Eight months ago, Panera Bread was warned that they were leaking up to 7 million customers' data. They fixed it yesterday. Kinda.

On August 2, 2017, security researcher Dylan Houlihan contacted Panera Bread to warn them that their customer loyalty website had a serious defect that allowed attackers to retrieve the names, email and physical addresses, birthdays and last-four of the credit cards for up to seven million customers.

Houlihan shared his findings in detail with Mike Gustavison, Panera's head of information security, who initially dismissed them as a scam. On August 9, 2017, Gustavison acknowledged that the threat was real and told Houlihand they were "working on a resolution."

As of yesterday — eight months to the day later — it wasn't fixed. What's more, the data (all stored in the clear) is easy for search engines to crawl and index, meaning it's probably been inadvertently copied several times.

Security journalist Brian Krebs called them to ask them about this, and they took their website down and fixed it. Sort of. If you're a Panera Bread customer, you can login with your account and access up to seven million other customers' data.

Another data point exposed in these records included the customer's Panera loyalty card number, which could potentially be abused by scammers to spend prepaid accounts or to otherwise siphon value from Panera customer loyalty accounts.

It is not clear yet exactly how many Panera customer records may have been exposed by the company's leaky Web site, but incremental customer numbers indexed by the site suggest that number may be higher than seven million. It's also unclear whether any Panera customer account passwords may have been impacted.

In a written statement, Panera said it had fixed the problem within less than two hours of being notified by KrebsOnSecurity. But Panera did not explain why it appears to have taken the company eight months to fix the issue after initially acknowledging it privately with Houlihan.
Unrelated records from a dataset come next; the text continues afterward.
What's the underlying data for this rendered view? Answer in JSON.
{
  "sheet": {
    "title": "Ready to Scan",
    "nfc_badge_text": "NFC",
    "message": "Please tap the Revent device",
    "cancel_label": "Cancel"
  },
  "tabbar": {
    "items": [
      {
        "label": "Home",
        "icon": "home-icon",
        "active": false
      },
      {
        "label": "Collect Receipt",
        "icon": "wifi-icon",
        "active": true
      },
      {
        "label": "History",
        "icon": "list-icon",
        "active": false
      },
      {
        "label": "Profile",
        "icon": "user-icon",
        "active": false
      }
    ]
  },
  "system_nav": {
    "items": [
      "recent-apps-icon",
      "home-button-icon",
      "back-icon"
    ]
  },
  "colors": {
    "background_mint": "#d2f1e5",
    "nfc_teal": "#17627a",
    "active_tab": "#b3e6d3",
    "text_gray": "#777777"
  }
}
Panerabread.com Leaks Millions of Customer Records [Brian Krebs/Krebs on Security]